Saved data entries
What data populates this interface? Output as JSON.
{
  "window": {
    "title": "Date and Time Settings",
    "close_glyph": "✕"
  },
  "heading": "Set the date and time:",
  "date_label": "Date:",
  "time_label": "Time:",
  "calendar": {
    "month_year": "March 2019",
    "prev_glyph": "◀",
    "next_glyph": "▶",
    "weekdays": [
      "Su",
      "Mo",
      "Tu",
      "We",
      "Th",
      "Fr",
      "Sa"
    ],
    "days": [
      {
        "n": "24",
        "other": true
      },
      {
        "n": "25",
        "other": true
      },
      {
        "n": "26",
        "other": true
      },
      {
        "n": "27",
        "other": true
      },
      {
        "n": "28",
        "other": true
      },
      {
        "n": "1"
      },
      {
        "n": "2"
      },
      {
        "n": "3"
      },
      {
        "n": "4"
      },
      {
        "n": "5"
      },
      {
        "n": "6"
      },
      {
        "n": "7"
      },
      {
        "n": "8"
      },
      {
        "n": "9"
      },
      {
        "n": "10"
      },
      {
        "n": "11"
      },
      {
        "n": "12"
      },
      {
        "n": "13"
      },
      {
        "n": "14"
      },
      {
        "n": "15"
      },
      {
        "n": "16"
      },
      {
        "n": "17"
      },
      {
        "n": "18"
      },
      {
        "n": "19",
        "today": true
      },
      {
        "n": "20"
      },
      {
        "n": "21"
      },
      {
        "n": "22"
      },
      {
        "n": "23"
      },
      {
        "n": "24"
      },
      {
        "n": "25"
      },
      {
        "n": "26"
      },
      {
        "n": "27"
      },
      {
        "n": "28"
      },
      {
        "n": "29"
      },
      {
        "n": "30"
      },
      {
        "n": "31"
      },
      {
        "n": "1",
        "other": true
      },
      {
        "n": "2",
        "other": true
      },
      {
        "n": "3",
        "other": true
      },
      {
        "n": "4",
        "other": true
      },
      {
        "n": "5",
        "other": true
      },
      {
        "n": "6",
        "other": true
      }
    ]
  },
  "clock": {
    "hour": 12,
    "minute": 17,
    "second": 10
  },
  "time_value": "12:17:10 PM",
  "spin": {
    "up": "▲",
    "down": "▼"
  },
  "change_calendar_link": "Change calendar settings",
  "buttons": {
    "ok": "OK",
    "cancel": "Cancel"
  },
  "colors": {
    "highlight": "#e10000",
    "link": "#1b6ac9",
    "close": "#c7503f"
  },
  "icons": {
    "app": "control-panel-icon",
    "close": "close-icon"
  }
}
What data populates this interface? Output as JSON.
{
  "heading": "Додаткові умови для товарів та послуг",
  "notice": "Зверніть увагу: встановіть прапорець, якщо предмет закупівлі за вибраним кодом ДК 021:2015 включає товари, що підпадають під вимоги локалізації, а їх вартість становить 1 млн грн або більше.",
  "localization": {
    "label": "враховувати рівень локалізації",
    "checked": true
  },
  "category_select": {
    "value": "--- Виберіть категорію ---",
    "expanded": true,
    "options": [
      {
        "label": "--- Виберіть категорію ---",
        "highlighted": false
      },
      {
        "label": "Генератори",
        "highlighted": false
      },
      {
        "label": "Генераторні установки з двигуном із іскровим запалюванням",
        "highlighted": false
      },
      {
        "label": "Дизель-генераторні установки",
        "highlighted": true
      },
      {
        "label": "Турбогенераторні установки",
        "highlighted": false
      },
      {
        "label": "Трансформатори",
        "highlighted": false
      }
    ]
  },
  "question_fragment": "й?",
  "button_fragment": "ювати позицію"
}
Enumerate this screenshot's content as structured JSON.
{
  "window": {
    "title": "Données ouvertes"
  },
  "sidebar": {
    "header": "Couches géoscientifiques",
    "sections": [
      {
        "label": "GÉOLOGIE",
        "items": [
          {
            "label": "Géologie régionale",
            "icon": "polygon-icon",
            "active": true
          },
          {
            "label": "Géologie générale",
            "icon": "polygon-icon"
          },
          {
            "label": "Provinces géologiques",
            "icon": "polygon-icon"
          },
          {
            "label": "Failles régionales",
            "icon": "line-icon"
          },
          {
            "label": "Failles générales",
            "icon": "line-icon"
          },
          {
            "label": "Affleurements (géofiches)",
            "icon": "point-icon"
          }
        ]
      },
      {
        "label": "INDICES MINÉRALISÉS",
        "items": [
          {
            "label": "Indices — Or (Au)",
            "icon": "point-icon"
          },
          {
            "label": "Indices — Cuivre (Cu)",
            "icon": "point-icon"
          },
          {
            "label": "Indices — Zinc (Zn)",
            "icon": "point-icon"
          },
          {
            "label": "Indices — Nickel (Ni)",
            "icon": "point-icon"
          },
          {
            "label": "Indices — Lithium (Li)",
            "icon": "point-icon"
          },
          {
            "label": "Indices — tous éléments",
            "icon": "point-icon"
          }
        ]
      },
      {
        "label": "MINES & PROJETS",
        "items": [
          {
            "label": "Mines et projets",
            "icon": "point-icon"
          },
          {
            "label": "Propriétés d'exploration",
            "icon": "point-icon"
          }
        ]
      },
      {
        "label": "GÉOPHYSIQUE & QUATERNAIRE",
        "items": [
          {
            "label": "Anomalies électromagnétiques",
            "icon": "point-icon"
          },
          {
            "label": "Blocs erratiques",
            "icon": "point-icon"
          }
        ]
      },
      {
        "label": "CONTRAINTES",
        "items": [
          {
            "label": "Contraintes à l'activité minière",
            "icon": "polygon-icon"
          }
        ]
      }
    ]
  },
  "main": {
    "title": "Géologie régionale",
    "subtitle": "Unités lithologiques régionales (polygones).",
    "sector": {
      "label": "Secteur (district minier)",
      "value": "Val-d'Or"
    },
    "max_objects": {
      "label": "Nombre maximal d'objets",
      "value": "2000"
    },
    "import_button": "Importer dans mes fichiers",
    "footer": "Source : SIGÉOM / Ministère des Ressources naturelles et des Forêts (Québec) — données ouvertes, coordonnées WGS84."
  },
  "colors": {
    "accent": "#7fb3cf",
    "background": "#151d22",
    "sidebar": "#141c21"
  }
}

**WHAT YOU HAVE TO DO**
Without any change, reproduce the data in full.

**SOLUTION TO THIS EXERCISE**
What data populates this interface? Output as JSON.
{
  "window": {
    "title": "Date and Time Settings",
    "close_glyph": "✕"
  },
  "heading": "Set the date and time:",
  "date_label": "Date:",
  "time_label": "Time:",
  "calendar": {
    "month_year": "March 2019",
    "prev_glyph": "◀",
    "next_glyph": "▶",
    "weekdays": [
      "Su",
      "Mo",
      "Tu",
      "We",
      "Th",
      "Fr",
      "Sa"
    ],
    "days": [
      {
        "n": "24",
        "other": true
      },
      {
        "n": "25",
        "other": true
      },
      {
        "n": "26",
        "other": true
      },
      {
        "n": "27",
        "other": true
      },
      {
        "n": "28",
        "other": true
      },
      {
        "n": "1"
      },
      {
        "n": "2"
      },
      {
        "n": "3"
      },
      {
        "n": "4"
      },
      {
        "n": "5"
      },
      {
        "n": "6"
      },
      {
        "n": "7"
      },
      {
        "n": "8"
      },
      {
        "n": "9"
      },
      {
        "n": "10"
      },
      {
        "n": "11"
      },
      {
        "n": "12"
      },
      {
        "n": "13"
      },
      {
        "n": "14"
      },
      {
        "n": "15"
      },
      {
        "n": "16"
      },
      {
        "n": "17"
      },
      {
        "n": "18"
      },
      {
        "n": "19",
        "today": true
      },
      {
        "n": "20"
      },
      {
        "n": "21"
      },
      {
        "n": "22"
      },
      {
        "n": "23"
      },
      {
        "n": "24"
      },
      {
        "n": "25"
      },
      {
        "n": "26"
      },
      {
        "n": "27"
      },
      {
        "n": "28"
      },
      {
        "n": "29"
      },
      {
        "n": "30"
      },
      {
        "n": "31"
      },
      {
        "n": "1",
        "other": true
      },
      {
        "n": "2",
        "other": true
      },
      {
        "n": "3",
        "other": true
      },
      {
        "n": "4",
        "other": true
      },
      {
        "n": "5",
        "other": true
      },
      {
        "n": "6",
        "other": true
      }
    ]
  },
  "clock": {
    "hour": 12,
    "minute": 17,
    "second": 10
  },
  "time_value": "12:17:10 PM",
  "spin": {
    "up": "▲",
    "down": "▼"
  },
  "change_calendar_link": "Change calendar settings",
  "buttons": {
    "ok": "OK",
    "cancel": "Cancel"
  },
  "colors": {
    "highlight": "#e10000",
    "link": "#1b6ac9",
    "close": "#c7503f"
  },
  "icons": {
    "app": "control-panel-icon",
    "close": "close-icon"
  }
}
What data populates this interface? Output as JSON.
{
  "heading": "Додаткові умови для товарів та послуг",
  "notice": "Зверніть увагу: встановіть прапорець, якщо предмет закупівлі за вибраним кодом ДК 021:2015 включає товари, що підпадають під вимоги локалізації, а їх вартість становить 1 млн грн або більше.",
  "localization": {
    "label": "враховувати рівень локалізації",
    "checked": true
  },
  "category_select": {
    "value": "--- Виберіть категорію ---",
    "expanded": true,
    "options": [
      {
        "label": "--- Виберіть категорію ---",
        "highlighted": false
      },
      {
        "label": "Генератори",
        "highlighted": false
      },
      {
        "label": "Генераторні установки з двигуном із іскровим запалюванням",
        "highlighted": false
      },
      {
        "label": "Дизель-генераторні установки",
        "highlighted": true
      },
      {
        "label": "Турбогенераторні установки",
        "highlighted": false
      },
      {
        "label": "Трансформатори",
        "highlighted": false
      }
    ]
  },
  "question_fragment": "й?",
  "button_fragment": "ювати позицію"
}
Enumerate this screenshot's content as structured JSON.
{
  "window": {
    "title": "Données ouvertes"
  },
  "sidebar": {
    "header": "Couches géoscientifiques",
    "sections": [
      {
        "label": "GÉOLOGIE",
        "items": [
          {
            "label": "Géologie régionale",
            "icon": "polygon-icon",
            "active": true
          },
          {
            "label": "Géologie générale",
            "icon": "polygon-icon"
          },
          {
            "label": "Provinces géologiques",
            "icon": "polygon-icon"
          },
          {
            "label": "Failles régionales",
            "icon": "line-icon"
          },
          {
            "label": "Failles générales",
            "icon": "line-icon"
          },
          {
            "label": "Affleurements (géofiches)",
            "icon": "point-icon"
          }
        ]
      },
      {
        "label": "INDICES MINÉRALISÉS",
        "items": [
          {
            "label": "Indices — Or (Au)",
            "icon": "point-icon"
          },
          {
            "label": "Indices — Cuivre (Cu)",
            "icon": "point-icon"
          },
          {
            "label": "Indices — Zinc (Zn)",
            "icon": "point-icon"
          },
          {
            "label": "Indices — Nickel (Ni)",
            "icon": "point-icon"
          },
          {
            "label": "Indices — Lithium (Li)",
            "icon": "point-icon"
          },
          {
            "label": "Indices — tous éléments",
            "icon": "point-icon"
          }
        ]
      },
      {
        "label": "MINES & PROJETS",
        "items": [
          {
            "label": "Mines et projets",
            "icon": "point-icon"
          },
          {
            "label": "Propriétés d'exploration",
            "icon": "point-icon"
          }
        ]
      },
      {
        "label": "GÉOPHYSIQUE & QUATERNAIRE",
        "items": [
          {
            "label": "Anomalies électromagnétiques",
            "icon": "point-icon"
          },
          {
            "label": "Blocs erratiques",
            "icon": "point-icon"
          }
        ]
      },
      {
        "label": "CONTRAINTES",
        "items": [
          {
            "label": "Contraintes à l'activité minière",
            "icon": "polygon-icon"
          }
        ]
      }
    ]
  },
  "main": {
    "title": "Géologie régionale",
    "subtitle": "Unités lithologiques régionales (polygones).",
    "sector": {
      "label": "Secteur (district minier)",
      "value": "Val-d'Or"
    },
    "max_objects": {
      "label": "Nombre maximal d'objets",
      "value": "2000"
    },
    "import_button": "Importer dans mes fichiers",
    "footer": "Source : SIGÉOM / Ministère des Ressources naturelles et des Forêts (Québec) — données ouvertes, coordonnées WGS84."
  },
  "colors": {
    "accent": "#7fb3cf",
    "background": "#151d22",
    "sidebar": "#141c21"
  }
}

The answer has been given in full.